Kampala, Uganda | THE INDEPENDENT | Ugandans have stashed record amounts of cash in banks, an indicator Ugandans feared to spend their money with the coronavirus uncertainty still hovering around.
Bank of Uganda data shows that in May 2020, the amount of money Ugandans have in banks as term deposits reached 8.5 trillion shillings, the highest amount ever held there in a single month.
Fixed deposits is when one puts their money in the bank for a specified time and earns interest on it. Withdrawing the money before a specified time means one forfeits the promised interest which is currently between 4 and 7% annually.
This money grew as Uganda descended into lockdown. In February 2020, Ugandans held just 8 trilling shillings in savings in banks. Since then, they have added half a trillion on their accounts. This is although hundreds of people lost their jobs in the last three months due to slow business as a result of coronavirus lockdown.
Paul Lakuma, a research fellow at the Makerere University-based Economic Policy Research Centre, a think tank said it shows Ugandans are becoming more rational and responsive to macro-economic news. From March through May, he said, “it was so uncertain that no one knew what would happen or when people would get out of lockdown. People decided to put their money in banks to earn interest.”
Also, another figure to look at is the money Ugandans are holding as private demand deposits. This is where a person puts money in the bank but can walk in anytime and withdraw it. This money, according to Bank of Uganda increased from 6.9 trillion in March to 7.2 trillion shillings in May 2020. This money doesn’t often earn interest. This brings the total amount of money Ugandans have stashed away in banks to 15.7 trillion shillings.
Closure of social activities including festivals, concerts and other social places like bars where people spend daily means they either put the money under their beds or in banks.
Lakuma said that things like disruption in transport, closure of shops that sell durable goods meant people were unable to spend. In April and May, only shops selling food and supermarkets remained open.
Banks are expected to lend much of this money instead of stashing it into their vaults. Wilbrod Owor, the executive director of Uganda Banker’s Association (UBA) told reporters this week that banks only managed to lend 1.1 trillion shillings in April 2020.
The low lending is due to increased business uncertainty and the fact that fewer businesses and individuals are applying for loans. The amount being saved on bank accounts is more than what Ugandans saved in the 1990’s, said Dr Adam Mugume, the executive director for research at the BoU in a recent interview.

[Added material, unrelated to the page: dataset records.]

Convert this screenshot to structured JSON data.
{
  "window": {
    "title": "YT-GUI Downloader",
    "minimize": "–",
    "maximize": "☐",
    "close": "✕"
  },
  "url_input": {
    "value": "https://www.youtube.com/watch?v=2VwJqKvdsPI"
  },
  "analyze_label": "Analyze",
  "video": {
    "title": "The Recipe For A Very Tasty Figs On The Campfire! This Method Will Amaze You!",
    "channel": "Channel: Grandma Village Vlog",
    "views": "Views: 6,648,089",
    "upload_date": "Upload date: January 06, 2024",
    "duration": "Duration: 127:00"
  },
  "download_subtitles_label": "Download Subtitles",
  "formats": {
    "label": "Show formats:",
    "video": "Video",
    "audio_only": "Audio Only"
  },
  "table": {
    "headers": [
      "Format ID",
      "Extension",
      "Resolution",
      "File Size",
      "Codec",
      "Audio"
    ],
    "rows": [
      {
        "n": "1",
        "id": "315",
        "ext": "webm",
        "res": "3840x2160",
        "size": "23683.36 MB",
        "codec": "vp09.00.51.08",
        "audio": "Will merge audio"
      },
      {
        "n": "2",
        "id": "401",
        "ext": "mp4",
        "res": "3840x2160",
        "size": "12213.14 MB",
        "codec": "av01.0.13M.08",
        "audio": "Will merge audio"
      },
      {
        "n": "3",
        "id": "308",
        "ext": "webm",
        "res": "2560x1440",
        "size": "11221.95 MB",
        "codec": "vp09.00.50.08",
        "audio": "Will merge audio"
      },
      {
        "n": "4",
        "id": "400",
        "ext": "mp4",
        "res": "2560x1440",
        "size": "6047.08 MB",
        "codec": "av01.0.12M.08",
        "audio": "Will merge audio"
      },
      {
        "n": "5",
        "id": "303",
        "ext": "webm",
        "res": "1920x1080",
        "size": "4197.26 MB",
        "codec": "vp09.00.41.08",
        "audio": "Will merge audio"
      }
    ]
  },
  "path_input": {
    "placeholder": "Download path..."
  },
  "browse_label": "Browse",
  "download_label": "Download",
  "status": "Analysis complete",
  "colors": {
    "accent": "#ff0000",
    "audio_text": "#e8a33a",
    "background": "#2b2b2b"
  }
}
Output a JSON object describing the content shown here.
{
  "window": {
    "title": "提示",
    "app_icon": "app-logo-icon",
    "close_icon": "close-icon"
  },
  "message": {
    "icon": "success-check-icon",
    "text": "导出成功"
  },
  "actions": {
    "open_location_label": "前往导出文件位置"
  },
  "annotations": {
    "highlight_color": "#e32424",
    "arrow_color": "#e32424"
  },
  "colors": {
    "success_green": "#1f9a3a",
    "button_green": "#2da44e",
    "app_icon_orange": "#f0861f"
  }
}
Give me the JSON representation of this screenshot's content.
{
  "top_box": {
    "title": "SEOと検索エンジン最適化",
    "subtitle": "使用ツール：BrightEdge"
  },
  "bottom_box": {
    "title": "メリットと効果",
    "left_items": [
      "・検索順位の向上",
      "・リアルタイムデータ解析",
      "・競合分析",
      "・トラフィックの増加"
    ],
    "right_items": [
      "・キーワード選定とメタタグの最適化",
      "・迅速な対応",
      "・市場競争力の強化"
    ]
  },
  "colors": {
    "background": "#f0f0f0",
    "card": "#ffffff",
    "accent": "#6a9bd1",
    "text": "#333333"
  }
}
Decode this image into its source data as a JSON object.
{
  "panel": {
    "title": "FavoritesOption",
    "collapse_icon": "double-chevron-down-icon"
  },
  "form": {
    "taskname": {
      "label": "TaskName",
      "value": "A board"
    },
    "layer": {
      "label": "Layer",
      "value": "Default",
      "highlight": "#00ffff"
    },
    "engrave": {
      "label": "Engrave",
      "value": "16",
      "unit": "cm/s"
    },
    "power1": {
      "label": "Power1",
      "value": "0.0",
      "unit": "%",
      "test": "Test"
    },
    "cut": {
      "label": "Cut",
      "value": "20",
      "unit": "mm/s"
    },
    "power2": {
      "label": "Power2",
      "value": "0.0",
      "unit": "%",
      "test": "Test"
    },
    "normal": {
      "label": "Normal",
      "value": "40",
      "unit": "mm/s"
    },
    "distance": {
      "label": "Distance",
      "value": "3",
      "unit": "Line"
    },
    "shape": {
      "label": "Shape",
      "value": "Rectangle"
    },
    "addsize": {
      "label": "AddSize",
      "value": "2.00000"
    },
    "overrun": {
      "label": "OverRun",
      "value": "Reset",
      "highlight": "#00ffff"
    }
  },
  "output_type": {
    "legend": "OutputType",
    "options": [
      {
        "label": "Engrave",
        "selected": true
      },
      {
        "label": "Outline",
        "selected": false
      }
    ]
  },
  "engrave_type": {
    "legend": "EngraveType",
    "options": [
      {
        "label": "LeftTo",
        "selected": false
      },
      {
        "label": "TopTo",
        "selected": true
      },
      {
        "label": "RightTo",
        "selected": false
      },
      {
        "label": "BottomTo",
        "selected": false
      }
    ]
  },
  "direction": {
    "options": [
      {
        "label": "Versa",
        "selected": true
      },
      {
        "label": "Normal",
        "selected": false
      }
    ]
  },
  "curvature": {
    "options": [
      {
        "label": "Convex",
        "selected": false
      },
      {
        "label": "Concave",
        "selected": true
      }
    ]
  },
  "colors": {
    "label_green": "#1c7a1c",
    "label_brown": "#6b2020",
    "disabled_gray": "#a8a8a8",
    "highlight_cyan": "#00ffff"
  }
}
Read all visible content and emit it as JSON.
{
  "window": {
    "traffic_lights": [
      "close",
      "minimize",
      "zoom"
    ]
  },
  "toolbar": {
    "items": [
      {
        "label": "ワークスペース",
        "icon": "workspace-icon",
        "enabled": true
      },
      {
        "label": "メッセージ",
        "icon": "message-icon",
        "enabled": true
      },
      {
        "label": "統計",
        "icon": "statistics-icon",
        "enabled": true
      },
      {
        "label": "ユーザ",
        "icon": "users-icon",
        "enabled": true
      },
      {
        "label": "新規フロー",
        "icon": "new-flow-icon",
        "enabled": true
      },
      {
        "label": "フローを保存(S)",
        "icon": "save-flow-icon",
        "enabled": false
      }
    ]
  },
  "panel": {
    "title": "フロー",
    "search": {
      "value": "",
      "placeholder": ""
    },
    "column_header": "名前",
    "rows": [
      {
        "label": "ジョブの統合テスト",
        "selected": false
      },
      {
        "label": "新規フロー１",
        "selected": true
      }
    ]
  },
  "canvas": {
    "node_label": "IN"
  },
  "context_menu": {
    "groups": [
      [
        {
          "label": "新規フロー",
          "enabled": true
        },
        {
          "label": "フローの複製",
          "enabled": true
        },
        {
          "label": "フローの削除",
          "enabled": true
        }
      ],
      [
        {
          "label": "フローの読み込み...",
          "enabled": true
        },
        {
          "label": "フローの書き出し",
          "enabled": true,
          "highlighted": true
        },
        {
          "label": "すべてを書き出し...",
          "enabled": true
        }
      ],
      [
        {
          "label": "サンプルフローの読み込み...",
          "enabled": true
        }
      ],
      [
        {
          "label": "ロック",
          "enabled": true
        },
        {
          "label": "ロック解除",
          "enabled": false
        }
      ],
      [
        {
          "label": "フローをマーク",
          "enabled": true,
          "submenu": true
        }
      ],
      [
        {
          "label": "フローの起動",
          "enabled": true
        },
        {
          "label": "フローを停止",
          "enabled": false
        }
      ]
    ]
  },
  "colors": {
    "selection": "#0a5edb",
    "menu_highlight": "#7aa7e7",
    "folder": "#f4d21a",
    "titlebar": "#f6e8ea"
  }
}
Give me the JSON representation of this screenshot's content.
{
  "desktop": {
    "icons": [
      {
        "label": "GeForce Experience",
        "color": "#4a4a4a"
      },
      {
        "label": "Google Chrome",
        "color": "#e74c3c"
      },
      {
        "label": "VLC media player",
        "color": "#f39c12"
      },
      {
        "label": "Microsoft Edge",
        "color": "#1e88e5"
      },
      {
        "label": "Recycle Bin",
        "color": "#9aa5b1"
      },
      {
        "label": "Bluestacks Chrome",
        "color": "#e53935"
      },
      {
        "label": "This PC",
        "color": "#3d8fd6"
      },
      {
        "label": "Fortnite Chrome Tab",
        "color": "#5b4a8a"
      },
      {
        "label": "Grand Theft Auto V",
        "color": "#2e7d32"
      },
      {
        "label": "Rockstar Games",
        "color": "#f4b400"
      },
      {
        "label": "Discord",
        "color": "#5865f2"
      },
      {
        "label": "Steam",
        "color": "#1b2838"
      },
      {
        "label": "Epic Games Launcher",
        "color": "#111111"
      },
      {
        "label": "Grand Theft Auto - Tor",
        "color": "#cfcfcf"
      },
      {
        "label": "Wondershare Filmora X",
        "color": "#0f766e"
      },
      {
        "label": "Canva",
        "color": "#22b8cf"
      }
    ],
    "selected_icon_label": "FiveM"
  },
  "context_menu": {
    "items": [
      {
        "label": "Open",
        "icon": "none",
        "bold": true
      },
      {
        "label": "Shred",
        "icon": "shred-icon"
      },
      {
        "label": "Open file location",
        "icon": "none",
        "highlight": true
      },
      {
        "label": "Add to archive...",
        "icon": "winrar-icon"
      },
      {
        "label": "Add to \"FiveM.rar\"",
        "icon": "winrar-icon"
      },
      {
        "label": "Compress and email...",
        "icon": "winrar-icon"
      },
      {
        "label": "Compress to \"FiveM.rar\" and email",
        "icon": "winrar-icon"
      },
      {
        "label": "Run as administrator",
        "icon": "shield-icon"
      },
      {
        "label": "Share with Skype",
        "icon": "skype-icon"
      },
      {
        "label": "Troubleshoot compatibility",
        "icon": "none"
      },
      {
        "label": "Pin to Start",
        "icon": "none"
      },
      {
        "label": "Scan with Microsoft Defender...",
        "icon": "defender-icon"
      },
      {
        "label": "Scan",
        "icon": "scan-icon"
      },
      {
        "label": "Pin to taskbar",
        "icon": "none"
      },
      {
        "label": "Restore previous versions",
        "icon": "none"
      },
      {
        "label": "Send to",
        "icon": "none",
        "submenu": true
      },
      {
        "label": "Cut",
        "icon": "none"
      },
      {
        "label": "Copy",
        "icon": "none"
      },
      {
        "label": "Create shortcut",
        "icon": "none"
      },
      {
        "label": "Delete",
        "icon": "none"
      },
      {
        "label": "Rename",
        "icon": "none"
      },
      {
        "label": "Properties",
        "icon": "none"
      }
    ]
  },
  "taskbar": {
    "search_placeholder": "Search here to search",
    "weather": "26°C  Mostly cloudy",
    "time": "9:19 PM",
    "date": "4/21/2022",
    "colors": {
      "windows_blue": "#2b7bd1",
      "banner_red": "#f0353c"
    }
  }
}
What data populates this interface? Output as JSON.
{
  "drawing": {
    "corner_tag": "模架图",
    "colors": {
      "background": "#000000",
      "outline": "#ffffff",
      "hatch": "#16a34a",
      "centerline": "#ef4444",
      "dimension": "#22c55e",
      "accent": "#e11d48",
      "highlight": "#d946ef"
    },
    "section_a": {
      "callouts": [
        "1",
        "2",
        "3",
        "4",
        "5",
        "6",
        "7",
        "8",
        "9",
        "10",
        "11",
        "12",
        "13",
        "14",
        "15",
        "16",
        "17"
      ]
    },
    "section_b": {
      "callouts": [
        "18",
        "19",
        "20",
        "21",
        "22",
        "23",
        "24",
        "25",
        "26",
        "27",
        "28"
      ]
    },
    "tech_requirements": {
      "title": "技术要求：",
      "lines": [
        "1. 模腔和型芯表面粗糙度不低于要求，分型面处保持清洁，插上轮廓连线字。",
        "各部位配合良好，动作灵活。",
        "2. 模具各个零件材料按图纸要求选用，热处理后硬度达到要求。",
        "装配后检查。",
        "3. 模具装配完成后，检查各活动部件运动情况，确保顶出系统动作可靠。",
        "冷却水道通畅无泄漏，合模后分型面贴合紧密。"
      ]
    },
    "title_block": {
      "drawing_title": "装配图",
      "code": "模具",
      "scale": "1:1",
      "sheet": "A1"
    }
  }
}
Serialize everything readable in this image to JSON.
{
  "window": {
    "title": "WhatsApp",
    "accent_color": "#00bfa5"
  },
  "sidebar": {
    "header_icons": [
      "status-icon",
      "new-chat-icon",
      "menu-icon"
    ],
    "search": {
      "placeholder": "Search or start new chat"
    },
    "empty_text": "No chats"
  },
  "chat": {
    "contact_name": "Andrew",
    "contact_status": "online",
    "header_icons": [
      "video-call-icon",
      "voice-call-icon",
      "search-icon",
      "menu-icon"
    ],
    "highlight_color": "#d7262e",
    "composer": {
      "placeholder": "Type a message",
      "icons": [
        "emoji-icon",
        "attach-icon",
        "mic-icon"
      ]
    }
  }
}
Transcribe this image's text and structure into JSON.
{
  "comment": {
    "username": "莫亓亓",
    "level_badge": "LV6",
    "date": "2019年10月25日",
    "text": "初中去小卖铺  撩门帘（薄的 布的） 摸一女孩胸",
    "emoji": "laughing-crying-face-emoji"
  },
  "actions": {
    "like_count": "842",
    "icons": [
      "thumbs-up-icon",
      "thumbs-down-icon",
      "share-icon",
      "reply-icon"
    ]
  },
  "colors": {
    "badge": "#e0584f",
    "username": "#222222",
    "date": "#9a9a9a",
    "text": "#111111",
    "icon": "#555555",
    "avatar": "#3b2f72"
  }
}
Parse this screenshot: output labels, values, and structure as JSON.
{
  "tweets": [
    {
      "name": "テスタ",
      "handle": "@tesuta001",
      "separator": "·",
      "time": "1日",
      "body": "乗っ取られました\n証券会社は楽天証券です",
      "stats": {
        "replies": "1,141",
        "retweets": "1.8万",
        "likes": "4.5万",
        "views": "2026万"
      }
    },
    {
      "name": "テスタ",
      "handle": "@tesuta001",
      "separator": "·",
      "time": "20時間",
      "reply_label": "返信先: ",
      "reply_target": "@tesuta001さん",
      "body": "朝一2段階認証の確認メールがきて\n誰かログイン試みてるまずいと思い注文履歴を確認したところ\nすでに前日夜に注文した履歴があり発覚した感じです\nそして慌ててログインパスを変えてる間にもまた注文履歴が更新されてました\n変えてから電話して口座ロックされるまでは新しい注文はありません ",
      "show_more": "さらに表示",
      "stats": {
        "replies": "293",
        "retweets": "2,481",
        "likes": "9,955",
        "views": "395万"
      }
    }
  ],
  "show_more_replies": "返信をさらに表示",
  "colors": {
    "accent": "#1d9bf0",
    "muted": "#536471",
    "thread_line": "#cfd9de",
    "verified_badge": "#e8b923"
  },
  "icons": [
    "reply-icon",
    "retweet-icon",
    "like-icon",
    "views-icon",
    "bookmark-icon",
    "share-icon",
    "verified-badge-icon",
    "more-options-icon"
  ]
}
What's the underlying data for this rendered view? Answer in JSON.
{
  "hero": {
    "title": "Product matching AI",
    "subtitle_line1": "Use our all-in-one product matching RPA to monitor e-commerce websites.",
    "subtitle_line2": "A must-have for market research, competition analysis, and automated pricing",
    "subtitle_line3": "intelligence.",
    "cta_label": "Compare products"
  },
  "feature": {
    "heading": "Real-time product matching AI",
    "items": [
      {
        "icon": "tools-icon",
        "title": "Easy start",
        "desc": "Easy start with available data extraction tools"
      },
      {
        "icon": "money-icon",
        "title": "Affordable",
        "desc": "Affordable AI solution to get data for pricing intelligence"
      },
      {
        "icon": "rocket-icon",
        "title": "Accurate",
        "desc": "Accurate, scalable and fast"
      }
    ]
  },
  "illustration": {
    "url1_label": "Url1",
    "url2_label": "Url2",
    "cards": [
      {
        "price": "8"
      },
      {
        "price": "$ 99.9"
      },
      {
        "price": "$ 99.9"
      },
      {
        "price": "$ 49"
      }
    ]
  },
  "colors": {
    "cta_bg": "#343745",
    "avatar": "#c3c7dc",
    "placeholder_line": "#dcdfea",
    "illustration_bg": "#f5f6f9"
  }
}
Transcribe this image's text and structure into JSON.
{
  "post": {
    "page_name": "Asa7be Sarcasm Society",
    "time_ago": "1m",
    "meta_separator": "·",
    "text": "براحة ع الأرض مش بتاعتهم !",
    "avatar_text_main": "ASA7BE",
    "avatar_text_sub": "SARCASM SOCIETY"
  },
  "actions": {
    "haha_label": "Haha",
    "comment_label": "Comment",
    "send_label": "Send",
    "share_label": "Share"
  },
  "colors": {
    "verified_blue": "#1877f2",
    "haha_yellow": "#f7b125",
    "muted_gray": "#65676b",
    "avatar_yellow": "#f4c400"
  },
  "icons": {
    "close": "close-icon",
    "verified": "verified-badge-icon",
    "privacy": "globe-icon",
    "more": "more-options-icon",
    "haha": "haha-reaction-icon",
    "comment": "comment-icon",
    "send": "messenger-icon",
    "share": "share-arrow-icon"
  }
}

Mugume said that in the 1990’s, Ugandans held more currency and few were willing to put it on the accounts in the banks for a long time because they feared a bank could collapse with their money. This fear has majorly waned.